--- RECORDS SUPPLIED Enclosed Below ---
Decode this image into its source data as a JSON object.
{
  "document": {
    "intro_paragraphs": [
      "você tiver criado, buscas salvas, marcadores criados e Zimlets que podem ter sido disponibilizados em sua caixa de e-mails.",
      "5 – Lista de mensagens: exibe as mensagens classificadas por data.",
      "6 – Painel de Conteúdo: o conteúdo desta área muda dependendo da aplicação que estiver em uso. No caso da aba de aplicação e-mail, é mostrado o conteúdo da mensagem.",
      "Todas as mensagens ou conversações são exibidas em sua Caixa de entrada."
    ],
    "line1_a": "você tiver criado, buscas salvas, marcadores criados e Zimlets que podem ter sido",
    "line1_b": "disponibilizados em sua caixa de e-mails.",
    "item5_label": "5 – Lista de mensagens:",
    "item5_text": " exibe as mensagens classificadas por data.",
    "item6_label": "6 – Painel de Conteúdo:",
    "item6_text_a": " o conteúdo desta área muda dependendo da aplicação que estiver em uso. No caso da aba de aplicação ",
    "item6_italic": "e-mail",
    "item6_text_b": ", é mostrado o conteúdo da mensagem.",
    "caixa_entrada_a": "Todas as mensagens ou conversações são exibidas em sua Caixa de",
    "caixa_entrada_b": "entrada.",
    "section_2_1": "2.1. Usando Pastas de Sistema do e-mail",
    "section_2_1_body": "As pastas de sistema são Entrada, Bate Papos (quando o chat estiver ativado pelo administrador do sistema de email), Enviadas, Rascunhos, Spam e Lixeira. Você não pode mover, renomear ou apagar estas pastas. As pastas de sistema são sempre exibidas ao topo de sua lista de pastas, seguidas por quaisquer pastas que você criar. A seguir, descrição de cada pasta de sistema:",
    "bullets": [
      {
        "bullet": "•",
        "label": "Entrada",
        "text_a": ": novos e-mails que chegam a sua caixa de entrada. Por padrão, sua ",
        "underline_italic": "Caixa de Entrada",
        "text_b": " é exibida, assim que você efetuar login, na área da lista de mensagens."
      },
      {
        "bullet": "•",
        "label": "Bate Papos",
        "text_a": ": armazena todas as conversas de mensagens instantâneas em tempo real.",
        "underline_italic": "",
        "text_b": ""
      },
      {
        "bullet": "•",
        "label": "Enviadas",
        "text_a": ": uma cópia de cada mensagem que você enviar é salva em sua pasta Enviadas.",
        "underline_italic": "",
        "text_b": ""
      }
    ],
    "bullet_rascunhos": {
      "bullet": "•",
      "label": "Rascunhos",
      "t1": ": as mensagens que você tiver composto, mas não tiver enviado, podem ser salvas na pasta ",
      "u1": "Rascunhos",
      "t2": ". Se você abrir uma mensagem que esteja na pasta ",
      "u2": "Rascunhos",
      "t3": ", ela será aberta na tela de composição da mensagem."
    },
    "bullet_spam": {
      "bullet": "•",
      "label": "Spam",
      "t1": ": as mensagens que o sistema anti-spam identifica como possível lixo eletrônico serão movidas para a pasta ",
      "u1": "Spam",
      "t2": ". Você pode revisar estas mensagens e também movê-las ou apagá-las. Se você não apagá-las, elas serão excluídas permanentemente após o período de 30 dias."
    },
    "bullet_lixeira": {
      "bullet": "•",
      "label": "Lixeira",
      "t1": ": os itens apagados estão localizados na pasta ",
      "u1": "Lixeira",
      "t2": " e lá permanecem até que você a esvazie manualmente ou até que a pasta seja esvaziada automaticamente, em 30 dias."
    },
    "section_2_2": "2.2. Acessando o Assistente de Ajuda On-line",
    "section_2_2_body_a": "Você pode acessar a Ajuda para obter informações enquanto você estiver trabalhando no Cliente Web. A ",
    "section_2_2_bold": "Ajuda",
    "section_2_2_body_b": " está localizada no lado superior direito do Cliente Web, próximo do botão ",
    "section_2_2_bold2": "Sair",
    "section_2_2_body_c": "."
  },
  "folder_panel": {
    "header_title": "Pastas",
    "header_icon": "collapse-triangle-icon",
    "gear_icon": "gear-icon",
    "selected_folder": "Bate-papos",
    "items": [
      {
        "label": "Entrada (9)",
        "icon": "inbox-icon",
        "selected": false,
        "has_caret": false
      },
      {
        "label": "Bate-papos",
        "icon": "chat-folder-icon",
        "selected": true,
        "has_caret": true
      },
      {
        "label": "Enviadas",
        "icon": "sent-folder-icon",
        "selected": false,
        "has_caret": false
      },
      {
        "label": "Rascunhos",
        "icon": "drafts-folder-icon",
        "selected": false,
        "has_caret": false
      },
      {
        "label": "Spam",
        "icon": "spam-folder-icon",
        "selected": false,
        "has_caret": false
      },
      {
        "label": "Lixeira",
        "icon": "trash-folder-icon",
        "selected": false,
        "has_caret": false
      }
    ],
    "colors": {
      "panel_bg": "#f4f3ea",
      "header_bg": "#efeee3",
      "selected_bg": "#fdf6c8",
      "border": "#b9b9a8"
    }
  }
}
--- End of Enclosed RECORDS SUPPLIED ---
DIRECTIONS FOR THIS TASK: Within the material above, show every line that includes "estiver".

WRITTEN REPLY:
      "6 – Painel de Conteúdo: o conteúdo desta área muda dependendo da aplicação que estiver em uso. No caso da aba de aplicação e-mail, é mostrado o conteúdo da mensagem.",
    "item6_text_a": " o conteúdo desta área muda dependendo da aplicação que estiver em uso. No caso da aba de aplicação ",
    "section_2_1_body": "As pastas de sistema são Entrada, Bate Papos (quando o chat estiver ativado pelo administrador do sistema de email), Enviadas, Rascunhos, Spam e Lixeira. Você não pode mover, renomear ou apagar estas pastas. As pastas de sistema são sempre exibidas ao topo de sua lista de pastas, seguidas por quaisquer pastas que você criar. A seguir, descrição de cada pasta de sistema:",
    "section_2_2_body_a": "Você pode acessar a Ajuda para obter informações enquanto você estiver trabalhando no Cliente Web. A ",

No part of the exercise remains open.